---------- Records ----------
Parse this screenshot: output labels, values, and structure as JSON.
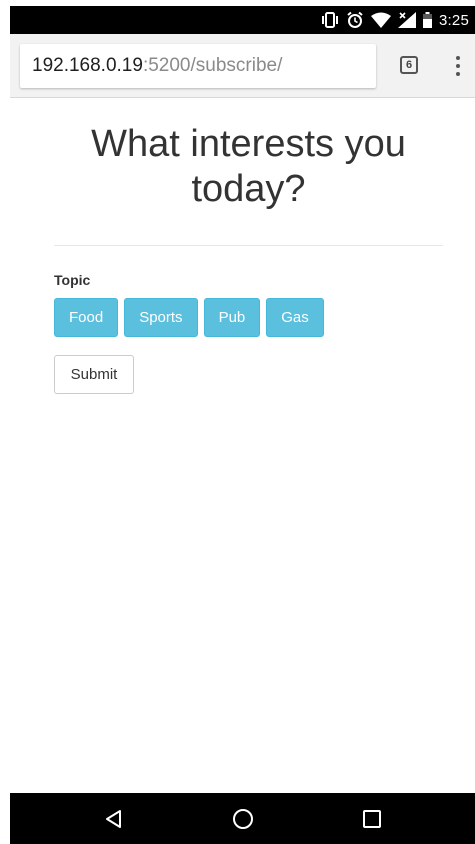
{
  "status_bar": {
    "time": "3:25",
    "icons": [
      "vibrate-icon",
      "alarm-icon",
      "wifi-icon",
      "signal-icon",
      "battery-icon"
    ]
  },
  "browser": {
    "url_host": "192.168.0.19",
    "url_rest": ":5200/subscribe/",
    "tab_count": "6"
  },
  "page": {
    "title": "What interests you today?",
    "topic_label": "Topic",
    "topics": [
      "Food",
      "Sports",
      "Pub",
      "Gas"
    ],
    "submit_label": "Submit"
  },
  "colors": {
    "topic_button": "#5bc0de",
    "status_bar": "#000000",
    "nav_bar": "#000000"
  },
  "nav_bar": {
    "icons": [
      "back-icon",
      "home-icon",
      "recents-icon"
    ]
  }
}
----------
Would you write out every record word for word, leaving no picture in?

**Output below:**
Parse this screenshot: output labels, values, and structure as JSON.
{
  "status_bar": {
    "time": "3:25",
    "icons": [
      "vibrate-icon",
      "alarm-icon",
      "wifi-icon",
      "signal-icon",
      "battery-icon"
    ]
  },
  "browser": {
    "url_host": "192.168.0.19",
    "url_rest": ":5200/subscribe/",
    "tab_count": "6"
  },
  "page": {
    "title": "What interests you today?",
    "topic_label": "Topic",
    "topics": [
      "Food",
      "Sports",
      "Pub",
      "Gas"
    ],
    "submit_label": "Submit"
  },
  "colors": {
    "topic_button": "#5bc0de",
    "status_bar": "#000000",
    "nav_bar": "#000000"
  },
  "nav_bar": {
    "icons": [
      "back-icon",
      "home-icon",
      "recents-icon"
    ]
  }
}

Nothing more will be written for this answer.